[Data excerpts]
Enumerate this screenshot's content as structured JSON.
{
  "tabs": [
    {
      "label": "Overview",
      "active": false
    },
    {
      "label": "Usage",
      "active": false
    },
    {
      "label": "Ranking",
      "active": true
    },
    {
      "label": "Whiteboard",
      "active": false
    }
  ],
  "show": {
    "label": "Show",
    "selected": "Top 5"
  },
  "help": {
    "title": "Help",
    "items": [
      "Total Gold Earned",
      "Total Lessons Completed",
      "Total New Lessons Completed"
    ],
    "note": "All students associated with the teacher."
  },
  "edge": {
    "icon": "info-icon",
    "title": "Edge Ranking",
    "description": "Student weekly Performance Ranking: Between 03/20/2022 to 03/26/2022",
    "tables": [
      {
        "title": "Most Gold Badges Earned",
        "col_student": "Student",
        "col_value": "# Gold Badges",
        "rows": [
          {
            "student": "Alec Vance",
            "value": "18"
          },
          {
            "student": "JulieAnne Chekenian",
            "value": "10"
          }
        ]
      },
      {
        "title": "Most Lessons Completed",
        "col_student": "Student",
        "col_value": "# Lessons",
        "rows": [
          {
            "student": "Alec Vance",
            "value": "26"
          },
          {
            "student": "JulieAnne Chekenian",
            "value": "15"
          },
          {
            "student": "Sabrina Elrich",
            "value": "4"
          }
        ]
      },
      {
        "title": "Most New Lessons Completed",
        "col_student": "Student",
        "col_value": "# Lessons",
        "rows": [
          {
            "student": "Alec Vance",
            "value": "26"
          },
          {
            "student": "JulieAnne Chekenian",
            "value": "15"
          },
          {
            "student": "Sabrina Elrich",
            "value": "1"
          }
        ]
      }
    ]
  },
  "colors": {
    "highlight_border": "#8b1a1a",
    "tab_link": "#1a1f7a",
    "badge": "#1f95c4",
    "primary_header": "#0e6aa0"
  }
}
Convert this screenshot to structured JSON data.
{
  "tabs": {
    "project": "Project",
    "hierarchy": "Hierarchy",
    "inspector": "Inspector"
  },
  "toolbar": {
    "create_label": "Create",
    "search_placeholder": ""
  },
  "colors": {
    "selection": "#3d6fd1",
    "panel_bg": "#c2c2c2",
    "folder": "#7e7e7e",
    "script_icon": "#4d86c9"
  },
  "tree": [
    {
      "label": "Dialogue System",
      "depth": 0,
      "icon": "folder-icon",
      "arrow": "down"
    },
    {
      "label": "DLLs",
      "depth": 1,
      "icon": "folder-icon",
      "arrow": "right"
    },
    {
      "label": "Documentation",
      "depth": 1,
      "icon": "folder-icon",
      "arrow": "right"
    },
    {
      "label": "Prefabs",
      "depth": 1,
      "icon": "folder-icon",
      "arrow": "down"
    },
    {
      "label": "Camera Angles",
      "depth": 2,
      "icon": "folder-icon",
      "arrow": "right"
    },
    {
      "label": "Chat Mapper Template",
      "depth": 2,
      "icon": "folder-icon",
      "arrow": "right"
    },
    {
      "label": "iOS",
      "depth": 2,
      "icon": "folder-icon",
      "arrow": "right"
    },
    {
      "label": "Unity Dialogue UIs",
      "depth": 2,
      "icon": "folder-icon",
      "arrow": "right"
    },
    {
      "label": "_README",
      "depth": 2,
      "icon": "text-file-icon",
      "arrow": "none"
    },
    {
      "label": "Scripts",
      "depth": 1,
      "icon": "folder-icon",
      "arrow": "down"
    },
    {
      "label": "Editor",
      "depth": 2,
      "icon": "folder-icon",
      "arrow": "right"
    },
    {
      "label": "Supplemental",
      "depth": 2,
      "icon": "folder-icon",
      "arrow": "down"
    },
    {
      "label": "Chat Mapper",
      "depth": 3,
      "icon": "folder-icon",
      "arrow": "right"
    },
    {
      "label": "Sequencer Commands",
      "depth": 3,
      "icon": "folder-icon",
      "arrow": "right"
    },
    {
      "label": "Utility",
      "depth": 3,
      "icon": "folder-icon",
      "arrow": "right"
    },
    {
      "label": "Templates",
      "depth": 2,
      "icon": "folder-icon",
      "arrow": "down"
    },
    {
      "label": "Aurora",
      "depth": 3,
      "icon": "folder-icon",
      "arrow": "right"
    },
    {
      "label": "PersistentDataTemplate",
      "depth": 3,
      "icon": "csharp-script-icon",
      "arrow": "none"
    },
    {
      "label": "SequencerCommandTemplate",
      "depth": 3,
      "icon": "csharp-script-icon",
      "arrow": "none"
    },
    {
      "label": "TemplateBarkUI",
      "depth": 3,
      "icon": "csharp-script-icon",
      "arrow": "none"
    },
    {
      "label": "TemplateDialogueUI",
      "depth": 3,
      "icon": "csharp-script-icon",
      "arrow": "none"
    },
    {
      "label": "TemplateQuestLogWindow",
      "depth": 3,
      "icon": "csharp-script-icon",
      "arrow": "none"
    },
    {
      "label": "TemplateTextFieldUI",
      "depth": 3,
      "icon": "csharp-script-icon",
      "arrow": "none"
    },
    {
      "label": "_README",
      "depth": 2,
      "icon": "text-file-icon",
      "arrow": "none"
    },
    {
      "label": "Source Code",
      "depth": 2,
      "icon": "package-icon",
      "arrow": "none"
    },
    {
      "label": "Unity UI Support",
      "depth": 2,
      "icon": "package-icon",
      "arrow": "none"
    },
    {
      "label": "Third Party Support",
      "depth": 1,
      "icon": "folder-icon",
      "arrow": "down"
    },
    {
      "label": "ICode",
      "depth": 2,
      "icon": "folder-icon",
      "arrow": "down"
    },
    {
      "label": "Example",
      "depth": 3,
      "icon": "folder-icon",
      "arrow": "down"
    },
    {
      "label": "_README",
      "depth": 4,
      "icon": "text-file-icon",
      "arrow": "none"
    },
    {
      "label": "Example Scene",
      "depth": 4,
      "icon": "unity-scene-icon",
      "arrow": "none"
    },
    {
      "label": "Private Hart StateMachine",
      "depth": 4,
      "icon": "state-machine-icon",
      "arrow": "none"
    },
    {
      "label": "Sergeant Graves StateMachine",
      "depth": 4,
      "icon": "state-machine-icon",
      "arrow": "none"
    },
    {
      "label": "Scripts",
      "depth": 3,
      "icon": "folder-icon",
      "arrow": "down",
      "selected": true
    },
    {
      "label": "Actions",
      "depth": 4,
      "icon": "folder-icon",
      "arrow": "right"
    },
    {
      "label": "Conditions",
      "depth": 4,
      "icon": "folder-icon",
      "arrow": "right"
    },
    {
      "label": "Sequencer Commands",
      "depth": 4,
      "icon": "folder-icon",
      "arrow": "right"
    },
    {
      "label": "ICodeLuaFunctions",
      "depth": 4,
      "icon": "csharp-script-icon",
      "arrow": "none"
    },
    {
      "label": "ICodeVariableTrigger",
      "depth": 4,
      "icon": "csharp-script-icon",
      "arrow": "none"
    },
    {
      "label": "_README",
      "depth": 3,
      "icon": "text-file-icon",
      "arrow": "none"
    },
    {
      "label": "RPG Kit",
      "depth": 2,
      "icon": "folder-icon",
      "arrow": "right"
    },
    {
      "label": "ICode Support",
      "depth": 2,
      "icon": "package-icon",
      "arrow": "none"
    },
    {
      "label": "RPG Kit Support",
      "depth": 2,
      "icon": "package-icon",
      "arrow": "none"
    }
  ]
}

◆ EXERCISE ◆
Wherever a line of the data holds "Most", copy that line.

◆ EXERCISE RESULT ◆
        "title": "Most Gold Badges Earned",
        "title": "Most Lessons Completed",
        "title": "Most New Lessons Completed",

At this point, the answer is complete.